→ **Your goal**
Reprint the lines below as they are, minus the pictures.
(Records for this task)
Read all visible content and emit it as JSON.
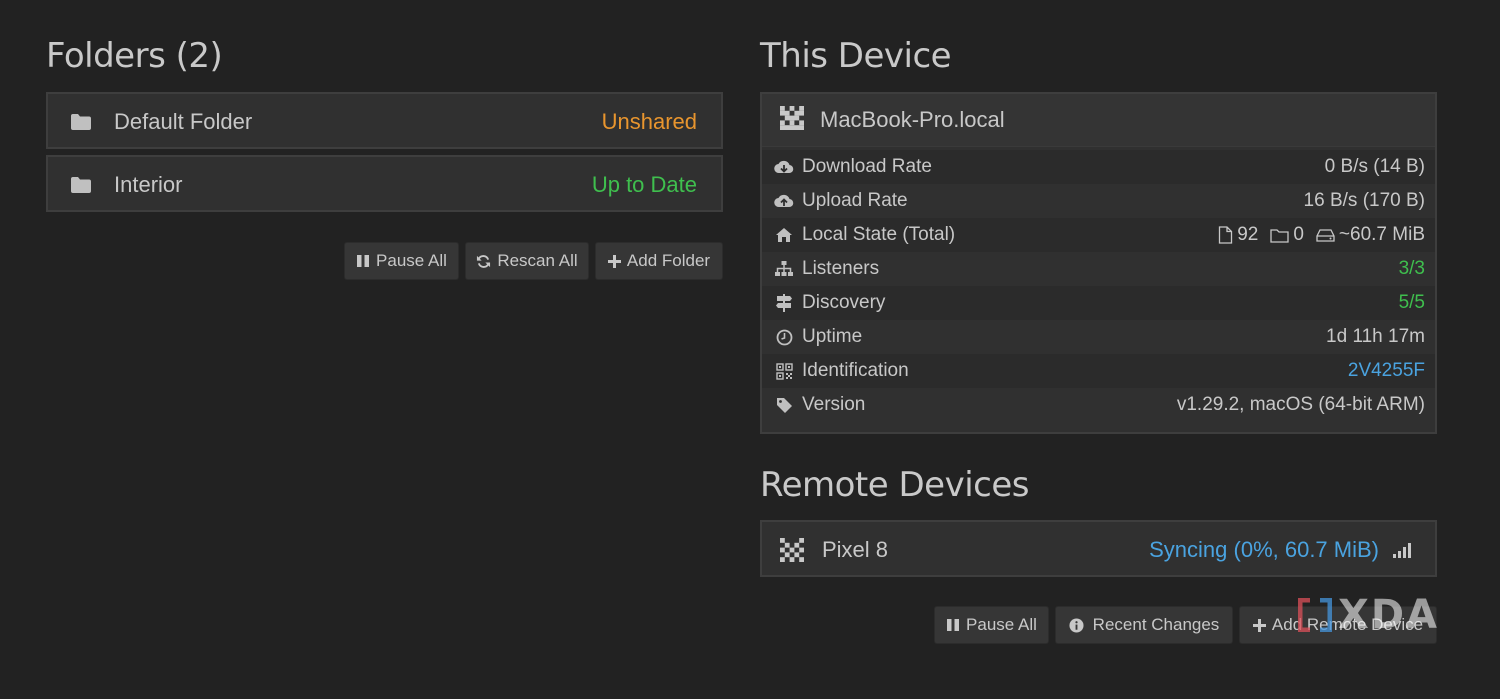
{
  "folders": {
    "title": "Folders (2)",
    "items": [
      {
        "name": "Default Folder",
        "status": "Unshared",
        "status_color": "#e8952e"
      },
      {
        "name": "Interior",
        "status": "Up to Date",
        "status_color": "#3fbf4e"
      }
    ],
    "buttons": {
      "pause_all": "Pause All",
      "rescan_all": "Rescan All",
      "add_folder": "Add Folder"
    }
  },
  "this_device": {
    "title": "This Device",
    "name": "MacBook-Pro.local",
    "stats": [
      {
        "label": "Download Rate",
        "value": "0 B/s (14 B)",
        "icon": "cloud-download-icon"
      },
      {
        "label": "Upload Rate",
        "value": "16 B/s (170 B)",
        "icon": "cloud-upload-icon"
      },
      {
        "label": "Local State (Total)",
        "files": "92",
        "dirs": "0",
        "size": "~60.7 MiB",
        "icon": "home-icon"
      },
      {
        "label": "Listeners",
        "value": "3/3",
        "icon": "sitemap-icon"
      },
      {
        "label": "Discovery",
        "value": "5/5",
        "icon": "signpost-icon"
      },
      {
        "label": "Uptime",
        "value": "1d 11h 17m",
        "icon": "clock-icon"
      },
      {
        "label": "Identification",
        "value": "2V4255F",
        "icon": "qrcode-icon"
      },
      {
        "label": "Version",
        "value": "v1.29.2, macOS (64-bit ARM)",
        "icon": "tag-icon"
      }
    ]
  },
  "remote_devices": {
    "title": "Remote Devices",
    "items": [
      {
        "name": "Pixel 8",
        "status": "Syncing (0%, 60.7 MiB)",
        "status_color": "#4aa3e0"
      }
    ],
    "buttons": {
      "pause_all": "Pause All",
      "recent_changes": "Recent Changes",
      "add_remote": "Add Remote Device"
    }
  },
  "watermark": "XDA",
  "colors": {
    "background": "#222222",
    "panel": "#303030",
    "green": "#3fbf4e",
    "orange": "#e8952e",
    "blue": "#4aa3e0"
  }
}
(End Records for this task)
→ **Answer to this problem**
Read all visible content and emit it as JSON.
{
  "folders": {
    "title": "Folders (2)",
    "items": [
      {
        "name": "Default Folder",
        "status": "Unshared",
        "status_color": "#e8952e"
      },
      {
        "name": "Interior",
        "status": "Up to Date",
        "status_color": "#3fbf4e"
      }
    ],
    "buttons": {
      "pause_all": "Pause All",
      "rescan_all": "Rescan All",
      "add_folder": "Add Folder"
    }
  },
  "this_device": {
    "title": "This Device",
    "name": "MacBook-Pro.local",
    "stats": [
      {
        "label": "Download Rate",
        "value": "0 B/s (14 B)",
        "icon": "cloud-download-icon"
      },
      {
        "label": "Upload Rate",
        "value": "16 B/s (170 B)",
        "icon": "cloud-upload-icon"
      },
      {
        "label": "Local State (Total)",
        "files": "92",
        "dirs": "0",
        "size": "~60.7 MiB",
        "icon": "home-icon"
      },
      {
        "label": "Listeners",
        "value": "3/3",
        "icon": "sitemap-icon"
      },
      {
        "label": "Discovery",
        "value": "5/5",
        "icon": "signpost-icon"
      },
      {
        "label": "Uptime",
        "value": "1d 11h 17m",
        "icon": "clock-icon"
      },
      {
        "label": "Identification",
        "value": "2V4255F",
        "icon": "qrcode-icon"
      },
      {
        "label": "Version",
        "value": "v1.29.2, macOS (64-bit ARM)",
        "icon": "tag-icon"
      }
    ]
  },
  "remote_devices": {
    "title": "Remote Devices",
    "items": [
      {
        "name": "Pixel 8",
        "status": "Syncing (0%, 60.7 MiB)",
        "status_color": "#4aa3e0"
      }
    ],
    "buttons": {
      "pause_all": "Pause All",
      "recent_changes": "Recent Changes",
      "add_remote": "Add Remote Device"
    }
  },
  "watermark": "XDA",
  "colors": {
    "background": "#222222",
    "panel": "#303030",
    "green": "#3fbf4e",
    "orange": "#e8952e",
    "blue": "#4aa3e0"
  }
}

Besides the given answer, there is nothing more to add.